Though loved ones finally received closure, her absence is still greatly felt.
Since his daughter disappeared a year ago, Wayne Matula has a daily ritual to cope with his loss.
Every day, he comes home from work, opens up the laptop where her smiling face is the desktop background, and plays the video from her memorial. Every day, the video’s slide show of photos tell Mandy Matula’s life story — first, the baby photos, then her posing in middle school in a green Girl Scout vest. Another one shows her smiling with her brother at Christmas. Years later, she’s in a softball uniform.
“This brings her to life,” Wayne Matula said, watching the slide show that still makes him emotional. “It keeps her memory alive.”
A year ago, the disappearance of 24-year-old Mandy Matula on May 1 captivated the Twin Cities. She was the third metro-area woman to go missing in five months. Of the women at the heart of three high-profile cases, Matula was missing the longest, sending hundreds of neighbors, University of Minnesota Duluth classmates and Eden Prairie friends scouring the west metro for any sign of her. Her remains were finally found last fall in a park near St. Cloud.
Now, the TV cameras have gone. The friends who packed their house with hugs and meals have gone. But the grief remains.
In fact, time stands still in their Eden Prairie home — Mandy’s purple bedroom, with its mix of Barbie dolls and softball medals, remains untouched. The living room has become a shrine to her with photos of her smiling face filling it.
Poster-board photos of her high school senior portrait and a 2007 Star Tribune story highlighting her pitching skills cover the mantel. Dead, dry purple flowers surround the urn with her ashes. Foam shaped in her favorite number, 14, once full of carnations, has a few browned flowers remaining.
“We’re not just forgetting her,” Wayne Matula said. “It’s still part of us. We live this every day. And for me, it will always be that way.”
‘Glad it’s over’
For the grieving father, it’s therapeutic to talk about and live among the constant reminders of life without Mandy, replaying the memorial video every day. For her mother, Lisa, it’s more difficult to talk about: she declines most media interviews.
“I cry every day,” she said. “I just can’t believe she’s gone. I still want to believe she’ll walk through the door.”
Younger brother Steven has moved on to what he says is a new normal in life, working as a mechanic at City Hall, where his sister once worked as a seasonal park maintenance worker.
“I’m just glad it’s over,” he said of the searches.

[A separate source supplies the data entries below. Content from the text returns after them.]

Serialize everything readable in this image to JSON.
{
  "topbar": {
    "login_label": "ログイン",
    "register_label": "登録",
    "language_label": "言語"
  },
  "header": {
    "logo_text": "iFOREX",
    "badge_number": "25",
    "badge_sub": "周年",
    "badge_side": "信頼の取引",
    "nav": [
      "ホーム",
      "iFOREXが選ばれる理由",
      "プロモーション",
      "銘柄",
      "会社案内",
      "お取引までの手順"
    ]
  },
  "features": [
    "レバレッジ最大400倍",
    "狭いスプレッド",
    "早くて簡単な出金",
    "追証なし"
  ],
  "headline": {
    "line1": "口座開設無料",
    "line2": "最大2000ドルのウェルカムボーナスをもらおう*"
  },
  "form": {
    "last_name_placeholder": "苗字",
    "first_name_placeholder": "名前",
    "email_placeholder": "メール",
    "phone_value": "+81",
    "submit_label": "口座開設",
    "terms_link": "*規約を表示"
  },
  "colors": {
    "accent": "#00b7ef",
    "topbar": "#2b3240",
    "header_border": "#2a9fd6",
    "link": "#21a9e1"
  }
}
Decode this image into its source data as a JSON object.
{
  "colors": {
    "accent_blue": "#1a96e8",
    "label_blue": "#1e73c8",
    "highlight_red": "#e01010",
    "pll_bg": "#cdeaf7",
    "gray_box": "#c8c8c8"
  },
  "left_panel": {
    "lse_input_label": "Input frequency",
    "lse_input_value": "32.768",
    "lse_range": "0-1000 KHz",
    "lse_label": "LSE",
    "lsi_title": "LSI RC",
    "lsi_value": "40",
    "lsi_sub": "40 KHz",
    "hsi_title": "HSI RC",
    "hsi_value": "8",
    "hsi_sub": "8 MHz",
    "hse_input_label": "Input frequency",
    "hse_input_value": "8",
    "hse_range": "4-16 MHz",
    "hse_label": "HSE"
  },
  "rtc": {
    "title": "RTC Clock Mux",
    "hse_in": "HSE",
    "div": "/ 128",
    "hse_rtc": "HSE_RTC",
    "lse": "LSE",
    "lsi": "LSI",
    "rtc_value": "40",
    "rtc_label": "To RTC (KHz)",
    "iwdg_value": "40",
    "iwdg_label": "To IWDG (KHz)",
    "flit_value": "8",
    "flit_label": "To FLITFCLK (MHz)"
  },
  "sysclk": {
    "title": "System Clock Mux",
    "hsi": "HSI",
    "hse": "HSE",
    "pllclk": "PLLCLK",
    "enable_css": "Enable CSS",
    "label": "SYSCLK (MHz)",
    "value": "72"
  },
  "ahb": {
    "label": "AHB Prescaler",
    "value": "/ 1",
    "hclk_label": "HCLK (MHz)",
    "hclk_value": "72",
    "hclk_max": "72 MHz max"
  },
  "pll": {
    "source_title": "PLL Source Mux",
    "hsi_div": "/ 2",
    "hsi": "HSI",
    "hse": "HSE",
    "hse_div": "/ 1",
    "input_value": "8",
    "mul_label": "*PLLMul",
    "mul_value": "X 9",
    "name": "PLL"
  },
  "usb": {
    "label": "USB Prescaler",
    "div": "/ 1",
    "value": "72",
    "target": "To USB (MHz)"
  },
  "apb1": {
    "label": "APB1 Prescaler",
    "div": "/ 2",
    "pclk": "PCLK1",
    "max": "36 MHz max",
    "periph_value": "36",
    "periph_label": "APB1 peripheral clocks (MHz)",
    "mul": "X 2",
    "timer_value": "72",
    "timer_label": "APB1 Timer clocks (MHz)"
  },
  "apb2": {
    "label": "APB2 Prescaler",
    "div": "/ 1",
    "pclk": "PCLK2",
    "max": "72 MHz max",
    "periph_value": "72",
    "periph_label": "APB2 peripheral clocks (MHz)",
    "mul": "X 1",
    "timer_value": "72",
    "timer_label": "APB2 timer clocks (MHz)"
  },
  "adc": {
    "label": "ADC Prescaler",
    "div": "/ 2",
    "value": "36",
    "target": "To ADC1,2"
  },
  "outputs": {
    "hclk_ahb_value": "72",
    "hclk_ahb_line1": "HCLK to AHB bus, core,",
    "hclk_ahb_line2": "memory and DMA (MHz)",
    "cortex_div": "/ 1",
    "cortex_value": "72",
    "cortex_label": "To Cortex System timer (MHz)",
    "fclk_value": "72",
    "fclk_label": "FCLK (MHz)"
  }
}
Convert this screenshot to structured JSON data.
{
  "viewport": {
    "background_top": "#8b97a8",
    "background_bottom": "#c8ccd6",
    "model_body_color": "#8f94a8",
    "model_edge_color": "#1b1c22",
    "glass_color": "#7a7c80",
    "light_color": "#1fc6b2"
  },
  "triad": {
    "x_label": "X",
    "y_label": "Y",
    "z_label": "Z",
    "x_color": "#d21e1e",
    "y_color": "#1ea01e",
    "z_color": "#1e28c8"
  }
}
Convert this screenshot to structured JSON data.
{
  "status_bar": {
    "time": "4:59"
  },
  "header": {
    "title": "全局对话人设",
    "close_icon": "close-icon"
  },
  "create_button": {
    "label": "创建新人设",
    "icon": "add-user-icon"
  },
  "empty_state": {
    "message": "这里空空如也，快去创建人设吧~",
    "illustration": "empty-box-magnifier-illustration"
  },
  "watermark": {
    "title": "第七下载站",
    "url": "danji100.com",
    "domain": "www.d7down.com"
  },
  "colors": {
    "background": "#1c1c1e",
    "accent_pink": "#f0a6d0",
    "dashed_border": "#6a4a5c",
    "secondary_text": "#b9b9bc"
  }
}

For nearly six months, the shy sibling stoically represented his family in the media and at the dozens of searches he led. He started a Facebook page to spread the word about other missing Minnesotans — a page the 22-year-old still fills with photos of children, men and women when they go missing, and alerts when they’re found safe. He wants to be a resource, he says, for others going through similar ordeals.
“It’s exhausting,” he said of organizing searches.
That’s why this weekend the family will quietly reflect, taking a difficult trip to the park where her remains were found in a shallow grave.
“It’s a moment of reflection … forever that will be her grave site,” Wayne Matula said.
Months of searching